Data analysis is already on the way to helping to identify ‘entrepreneur-founder’ types in the United States. Such advance information, if reliable, would be a real boon to venture capital providers and investment funds.
By Simon Guigue October 15, 2014
A free online course launched recently by high-profile US-based incubator Y Combinator, in partnership with Stanford University, serves to underline the growing enthusiasm for entrepreneurship in the United States and elsewhere. Proof of the pudding: MatterMark, a young startup which specialises in data collection and quantitative analysis, and Bloomberg Beta, the venture capital wing of New York-based financial software, data and media group Bloomberg, have pooled their knowhow to produce a cutting-edge study on likely entrepreneur profiles. This joint effort – focusing on people’s LinkedIn connections, educational background and the business sector they are currently working in –has spotted several hundred people who, according to the algorithm applied, will be among the most likely people to launch an entrepreneurial venture in the next four or five years. On the basis of these results, Bloomberg emailed a hundred-plus people to alert them to their business potential and invite them to networking events on the US East and West coasts.
As part of this ground-breaking study, MatterMark co-founder Danielle Morrill examined the major growth factors in existing startups. She and her team followed what has now become popular methodology, gathering data from the rather ‘traditional’ social network LinkedIn plus specialised networks AngelList and CrunchBase from the world of new technologies. They also inserted a strong geographical bias, focusing on the San Francisco Bay Area and New York City. The data gathered threw up surprising and perhaps counter-intuitive statistics on existing venture-backed startup founders which enabled MatterMarkt to draw up a profile for potential business innovators. For instance, in contrast to the modern tendency to equate innovation with youth, Mattermark noticed that 38% of all venture-backed founders are over 40 years old. Also highly significant was the type of work done by a company founder before s/he launches the new firm. For example, management consultants are more than twice as likely to become venture-backed founders as engineers. Meanwhile, contrary to conventional wisdom, being ‘stuck’ in the same company or position for a long time does not seem to diminish the likelihood that you will found a successful business. However, unsurprisingly half of all venture-backed founders were working at a venture-backed company immediately before setting up on their own. Nevertheless, the portrait drawn so far is far from complete, since MatterMark stresses the importance of social connections in the tech world.
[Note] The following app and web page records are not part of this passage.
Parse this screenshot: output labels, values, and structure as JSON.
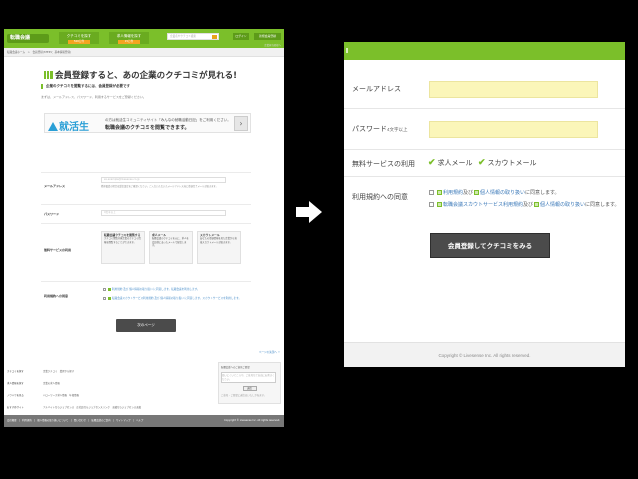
{
  "left": {
    "logo": "転職会議",
    "nav": [
      {
        "label": "クチコミを探す",
        "tag": "500万件"
      },
      {
        "label": "求人情報を探す",
        "tag": "15万件"
      }
    ],
    "search_placeholder": "企業名やクチコミ検索",
    "header_buttons": [
      "ログイン",
      "新規会員登録"
    ],
    "header_sub": "企業担当者様へ",
    "breadcrumb": "転職会議ホーム　>　会員登録(STEP1：基本情報登録)",
    "title": "会員登録すると、あの企業のクチコミが見れる!",
    "intro": "企業のクチコミを閲覧するには、会員登録が必要です",
    "intro_sub": "まずは、メールアドレス、パスワード、利用するサービスをご登録ください。",
    "banner": {
      "logo": "就活生",
      "line1": "の方は就活生コミュニティサイト「みんなの就職活動日記」をご利用ください。",
      "line2": "転職会議のクチコミを閲覧できます。",
      "arrow": "›"
    },
    "form": {
      "email_label": "メールアドレス",
      "email_placeholder": "ex.example@livesense.co.jp",
      "email_note": "携帯電話の場合は受信設定をご確認ください。ご入力いただいたメールアドレス宛に登録完了メールが届きます。",
      "password_label": "パスワード",
      "password_placeholder": "4文字以上",
      "service_label": "無料サービスの利用",
      "services": [
        {
          "title": "転職会議クチコミを閲覧する",
          "desc": "クチコミ閲覧対象企業のクチコミ情報を閲覧することができます。"
        },
        {
          "title": "求人メール",
          "desc": "転職会議のクチコミを元に、求人を会員様にあったメールで配信します。"
        },
        {
          "title": "スカウトメール",
          "desc": "あなたの登録情報を見た企業から直接スカウトメールが届きます。"
        }
      ],
      "agree_label": "利用規約への同意",
      "agree1": "利用規約 及び 個人情報の取り扱い に同意します。転職会議を利用します。",
      "agree2": "転職会議スカウトサービス利用規約 及び 個人情報の取り扱い に同意します。スカウトサービスを利用します。",
      "next_button": "次のページ"
    },
    "pagetop": "ページの先頭へ ↑",
    "footer_links": [
      {
        "head": "クチコミを探す",
        "items": "企業クチコミ　業界から探す"
      },
      {
        "head": "求人情報を探す",
        "items": "企業の求人情報"
      },
      {
        "head": "ノウハウを見る",
        "items": "ハローワーク求人情報　年収情報"
      },
      {
        "head": "おすすめサイト",
        "items": "アルバイトならジョブセンス　正社員ならジョブセンスリンク　派遣ならジョブセンス派遣"
      }
    ],
    "side_box": {
      "title": "転職会議へのご意見ご要望",
      "placeholder": "使いにくいところや、ご意見など自由にお書きください。",
      "button": "送信",
      "note": "ご意見・ご要望に返信はいたしかねます。"
    },
    "bottom_links": "会社概要　|　利用規約　|　個人情報の取り扱いについて　|　問い合わせ　|　転職会議のご案内　|　サイトマップ　|　ヘルプ",
    "copyright": "Copyright © Livesense Inc. All rights reserved."
  },
  "right": {
    "email_label": "メールアドレス",
    "password_label": "パスワード",
    "password_sub": "4文字以上",
    "service_label": "無料サービスの利用",
    "service_options": [
      "求人メール",
      "スカウトメール"
    ],
    "agree_label": "利用規約への同意",
    "agree_lines": [
      {
        "a": "利用規約",
        "mid": "及び",
        "b": "個人情報の取り扱い",
        "tail": "に同意します。"
      },
      {
        "a": "転職会議スカウトサービス利用規約",
        "mid": "及び",
        "b": "個人情報の取り扱い",
        "tail": "に同意します。"
      }
    ],
    "submit": "会員登録してクチコミをみる",
    "footer": "Copyright © Livesense Inc. All rights reserved."
  }
}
Obviously it is in the interests of venture capital investors to spot people destined to create a startup before they actually get around to launching the new business. The lively competition between capital providers in the US, particularly in the Bay Area, to find promising firms to back provides an incentive for investors to find new ways to spot potential. The basic business model is that the returns from one highly successful startup pay for all the others that fail early. Neither MatterMark nor Bloomberg Beta has talked publicly about the fact that ‘early stage’ investors were among the organisers of the networking events held in New York and San Francisco to bring together those who top the list. The MatterMark team are quick to admit that their algorithm, based on sifting Big Data, does not take into account one crucial factor – free will. Which leaves us deep in the Big Data debate: how far will the flattering Bloomberg/ MatterMark email actually prove to be a ‘self-fulfilling prophecy’, encouraging people to try their hand in the startup world? However, Danielle Morrill recognises that the MatterMark approach is simply a useful analytical method that points up identifiable patterns and she admits that at the end of the day entrepreneurs actually tend to be people who ‘break the pattern’.